An admin command is a common feature in Roblox games where a player can type a command into the chat window which will trigger a game action. This library allows for easy implementation of admin commands on top of the Roblox chat system.
This library uses ChatModules to allow you to easily link behaviors that you write to chattable commands. ChatModules listen to incoming messages on the server and can execute actions based on whatever criteria is desired.
- Roblox Studio
- Intermediate Roblox lua
- Scripts, functions, variables, tables
- Parent-child hierarchy
- The Chat system
The first step in setting up the admin commands library is to add a new Chat Module to the Chat service. It is strongly recommended that you read the Created an Admin Command tutorial as it explains the basics of working with the Roblox chat system. The library in this tutorial takes care of the heavy lifting done by a Chat Module so the only object you need to add to the Chat service is a new
ModuleScript.
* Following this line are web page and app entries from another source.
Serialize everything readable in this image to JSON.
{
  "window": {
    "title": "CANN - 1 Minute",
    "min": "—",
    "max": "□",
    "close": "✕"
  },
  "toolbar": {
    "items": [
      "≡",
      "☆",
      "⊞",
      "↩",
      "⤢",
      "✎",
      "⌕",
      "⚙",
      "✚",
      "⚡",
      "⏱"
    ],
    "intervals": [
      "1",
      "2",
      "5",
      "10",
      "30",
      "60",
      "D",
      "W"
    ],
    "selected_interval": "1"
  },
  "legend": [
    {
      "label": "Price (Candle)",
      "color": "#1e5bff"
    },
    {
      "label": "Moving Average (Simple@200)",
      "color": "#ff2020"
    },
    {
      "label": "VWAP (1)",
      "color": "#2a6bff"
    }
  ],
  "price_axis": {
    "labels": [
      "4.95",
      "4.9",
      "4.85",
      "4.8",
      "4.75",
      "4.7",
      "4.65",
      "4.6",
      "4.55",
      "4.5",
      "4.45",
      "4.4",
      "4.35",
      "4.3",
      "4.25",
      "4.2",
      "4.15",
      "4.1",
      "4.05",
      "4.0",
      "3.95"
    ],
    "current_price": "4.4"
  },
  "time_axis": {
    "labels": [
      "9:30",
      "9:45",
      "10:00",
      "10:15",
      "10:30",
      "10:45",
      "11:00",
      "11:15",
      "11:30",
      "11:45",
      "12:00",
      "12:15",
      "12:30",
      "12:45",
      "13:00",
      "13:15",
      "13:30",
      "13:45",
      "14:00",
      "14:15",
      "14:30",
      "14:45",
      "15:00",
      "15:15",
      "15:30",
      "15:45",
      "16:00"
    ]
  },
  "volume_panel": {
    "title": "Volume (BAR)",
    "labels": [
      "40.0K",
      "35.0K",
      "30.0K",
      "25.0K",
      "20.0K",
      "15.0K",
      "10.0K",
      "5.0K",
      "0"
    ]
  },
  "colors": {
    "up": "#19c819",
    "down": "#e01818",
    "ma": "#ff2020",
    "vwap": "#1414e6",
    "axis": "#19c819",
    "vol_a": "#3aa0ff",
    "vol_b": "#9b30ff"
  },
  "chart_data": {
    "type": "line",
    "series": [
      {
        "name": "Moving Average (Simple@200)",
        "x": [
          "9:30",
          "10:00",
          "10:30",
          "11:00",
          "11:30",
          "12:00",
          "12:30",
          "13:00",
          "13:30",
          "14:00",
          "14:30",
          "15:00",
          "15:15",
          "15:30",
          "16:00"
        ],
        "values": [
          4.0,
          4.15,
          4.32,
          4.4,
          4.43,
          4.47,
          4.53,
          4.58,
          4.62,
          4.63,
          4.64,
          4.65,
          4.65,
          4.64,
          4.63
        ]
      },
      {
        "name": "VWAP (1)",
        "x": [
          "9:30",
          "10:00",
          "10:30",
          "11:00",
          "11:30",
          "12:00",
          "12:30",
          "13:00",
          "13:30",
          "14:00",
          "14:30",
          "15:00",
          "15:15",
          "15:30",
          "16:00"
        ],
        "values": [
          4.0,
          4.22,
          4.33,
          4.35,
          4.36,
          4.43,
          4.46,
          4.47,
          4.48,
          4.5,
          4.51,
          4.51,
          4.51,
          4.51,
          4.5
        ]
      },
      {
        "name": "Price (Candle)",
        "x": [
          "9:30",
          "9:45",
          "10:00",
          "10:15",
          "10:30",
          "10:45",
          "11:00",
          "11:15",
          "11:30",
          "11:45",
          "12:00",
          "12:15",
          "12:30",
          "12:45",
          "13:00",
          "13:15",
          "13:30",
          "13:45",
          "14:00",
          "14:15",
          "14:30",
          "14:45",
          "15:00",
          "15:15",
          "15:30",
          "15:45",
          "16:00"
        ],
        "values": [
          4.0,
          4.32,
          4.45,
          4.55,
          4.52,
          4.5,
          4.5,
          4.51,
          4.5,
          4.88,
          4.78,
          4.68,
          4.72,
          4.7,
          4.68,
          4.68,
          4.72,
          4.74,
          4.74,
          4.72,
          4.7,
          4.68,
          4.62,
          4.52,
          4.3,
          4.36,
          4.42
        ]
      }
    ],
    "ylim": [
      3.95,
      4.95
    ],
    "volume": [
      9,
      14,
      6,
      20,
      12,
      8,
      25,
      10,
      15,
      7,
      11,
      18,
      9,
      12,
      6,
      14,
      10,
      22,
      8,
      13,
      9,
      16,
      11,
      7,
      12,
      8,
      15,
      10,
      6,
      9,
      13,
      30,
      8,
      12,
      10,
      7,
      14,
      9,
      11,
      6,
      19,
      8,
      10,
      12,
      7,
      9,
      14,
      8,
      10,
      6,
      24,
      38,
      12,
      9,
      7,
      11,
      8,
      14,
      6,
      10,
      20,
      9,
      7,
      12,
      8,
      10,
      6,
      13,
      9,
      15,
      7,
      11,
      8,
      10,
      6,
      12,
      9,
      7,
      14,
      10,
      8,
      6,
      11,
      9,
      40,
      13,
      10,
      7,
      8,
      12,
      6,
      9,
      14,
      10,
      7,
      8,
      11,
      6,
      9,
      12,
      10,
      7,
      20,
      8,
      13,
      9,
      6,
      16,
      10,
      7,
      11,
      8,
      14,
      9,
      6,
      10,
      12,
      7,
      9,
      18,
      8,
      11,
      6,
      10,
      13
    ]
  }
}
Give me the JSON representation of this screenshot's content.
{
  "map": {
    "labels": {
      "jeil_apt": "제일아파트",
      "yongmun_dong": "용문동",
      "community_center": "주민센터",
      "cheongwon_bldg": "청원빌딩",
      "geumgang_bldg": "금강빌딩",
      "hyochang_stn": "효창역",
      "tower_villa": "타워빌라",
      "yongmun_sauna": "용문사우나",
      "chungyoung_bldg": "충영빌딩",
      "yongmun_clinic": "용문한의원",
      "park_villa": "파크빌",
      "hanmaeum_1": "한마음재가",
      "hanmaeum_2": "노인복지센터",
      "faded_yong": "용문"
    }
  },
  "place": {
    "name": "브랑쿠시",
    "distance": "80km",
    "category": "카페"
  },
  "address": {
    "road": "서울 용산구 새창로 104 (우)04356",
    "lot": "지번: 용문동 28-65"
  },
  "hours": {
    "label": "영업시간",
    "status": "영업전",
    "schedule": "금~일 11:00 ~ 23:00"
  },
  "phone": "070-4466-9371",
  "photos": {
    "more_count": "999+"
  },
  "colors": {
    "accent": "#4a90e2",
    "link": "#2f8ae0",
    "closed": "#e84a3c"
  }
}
The name of your module script can be anything, but I suggest something intuitive like AdminCommands.
Implementing New Commands
Binding a command
Rather than implementing most of the Chat Module logic you will simply require the library module that does a bulk of the work and adds extra functionality. The simplest way to add the library into your module is to require it by its assetId at the top of your script.
This Module returns a table of functions (the complete list can be seen below ). The most important of these functions is the Run function. The library has a Run function for its Chat module. It is important that AdminCommands returns this Run function to the Chat Service. The function is indexed by its name, Run, and you can return the following as if Run was a property of our AdminCommands table representation:
Between these two lines of code is where you will be implementing your own commands and any necessary helper functions.
In order to bind a function to the library, you will use the BindCommand function of AdminCommands. When binding a command you will need to specify a table of keywords that, when spoken, will trigger the command, the function that will be triggered, a priority level, and optionally, a description of the command. If you do not specify a privilege level it will default to 0. Priority levels are numerical values used by the AdminCommands library to assign a hierarchy of permission amongst users with corresponding levels of granted privilege. When executing a command the speaker must have a privilege level that is greater than or equal to that of the command Permission Library.
To unbind you would likewise use UnbindCommand and specify a keyword to unbind.
Altogether, the content of your AdminCommands script should look like the following:
You may notice that the example function takes a parameter named commandData. This parameter is a table argument passed along to all bound admin command functions when executed by the library. The table contains useful information about the command that was spoken and the player who spoke it. It has the following fields:
It is important to always expect commandData as a parameter of command functions. For example, if you have a command named “explode’, which requires a player parameter to be specified, the function would look like explode(commandData, player).
|BindCommand()||table functionIDs, function functionToExecute, number minimumPermissionLevel, string description||bool|
The library already has a few built-in helper functions called Utilities that you can use. Store AdminCommand.Utilities in a variable or reference it directly.
Current utility functions are:
|Chat window messages:|
|SendSystemMessage()||table commandData, string content, table extraData||bool|
|SendSystemSuccessMessage()||table commandData, string content||bool|
|SendSystemWarningMessage()||table commandData, string content||bool|
|SendSystemErrorMessage()||table commandData, string content||bool|
|IncorrectValueType()||table commandData, string given, string expected|
|ValidateData()||string expectedType, ...||bool|
A useful command to have would be one that prints a list of all optional commands that users have available. This command outputs each command bound to the library and a few of its properties.
Another helpful command allows users to give themselves sparkles. This command requires one parameter when spoken – the targeted player’s name. If the player exists, the command will create a Sparkles object in the HumanoidRootPart of that player.
You can also include an explosion command from the Created an Admin Command tutorial. This command also takes a player’s name as a parameter.
If a non-admin tries to speak a command like this, which has a higher permission level than 0, it will not be triggered. The command system uses a separate Permission library, to which the game creator is automatically given the permission level math.huge. Admins can be added using the following functions on your AdminCommands module object. More functions can be found by looking at the library’s source code:
|SetUserPermission()||number requesterUserId, number targetUserId, permissionLevel||bool|
|SetGroupRankPermission()||number requesterUserId, number targetGroupId, number targetRankId, permissionLevel||bool|
For easier setup you can also use this Quick Start, which is a module that has already implemented the Admin Commands library. The model is a module with the same format as described above. Additionally, the module has a few commands already included so that you do not have to re-implement.
|“part”||Path (i.e. game.Workspace)|
|“setuserpermission”, “sup”||userId, permission|
|“setgrouprankpermission”, “sgrp”||groupid, rankId, permission|